SUPPLIED INFORMATION =

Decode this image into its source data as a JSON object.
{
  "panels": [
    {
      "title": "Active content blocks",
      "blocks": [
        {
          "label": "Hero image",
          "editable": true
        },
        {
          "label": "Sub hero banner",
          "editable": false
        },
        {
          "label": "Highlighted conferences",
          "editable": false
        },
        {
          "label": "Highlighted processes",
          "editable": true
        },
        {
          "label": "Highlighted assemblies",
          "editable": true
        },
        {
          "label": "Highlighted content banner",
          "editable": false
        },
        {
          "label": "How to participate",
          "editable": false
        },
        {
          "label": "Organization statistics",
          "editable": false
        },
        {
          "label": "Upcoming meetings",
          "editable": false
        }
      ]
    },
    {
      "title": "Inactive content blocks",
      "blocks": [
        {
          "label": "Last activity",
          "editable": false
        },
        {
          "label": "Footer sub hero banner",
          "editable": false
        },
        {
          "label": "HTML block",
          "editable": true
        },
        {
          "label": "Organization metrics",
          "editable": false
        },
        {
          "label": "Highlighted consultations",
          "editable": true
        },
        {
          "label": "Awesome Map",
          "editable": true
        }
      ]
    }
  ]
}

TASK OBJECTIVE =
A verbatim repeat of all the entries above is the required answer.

RESULT OF THE TASK =
Decode this image into its source data as a JSON object.
{
  "panels": [
    {
      "title": "Active content blocks",
      "blocks": [
        {
          "label": "Hero image",
          "editable": true
        },
        {
          "label": "Sub hero banner",
          "editable": false
        },
        {
          "label": "Highlighted conferences",
          "editable": false
        },
        {
          "label": "Highlighted processes",
          "editable": true
        },
        {
          "label": "Highlighted assemblies",
          "editable": true
        },
        {
          "label": "Highlighted content banner",
          "editable": false
        },
        {
          "label": "How to participate",
          "editable": false
        },
        {
          "label": "Organization statistics",
          "editable": false
        },
        {
          "label": "Upcoming meetings",
          "editable": false
        }
      ]
    },
    {
      "title": "Inactive content blocks",
      "blocks": [
        {
          "label": "Last activity",
          "editable": false
        },
        {
          "label": "Footer sub hero banner",
          "editable": false
        },
        {
          "label": "HTML block",
          "editable": true
        },
        {
          "label": "Organization metrics",
          "editable": false
        },
        {
          "label": "Highlighted consultations",
          "editable": true
        },
        {
          "label": "Awesome Map",
          "editable": true
        }
      ]
    }
  ]
}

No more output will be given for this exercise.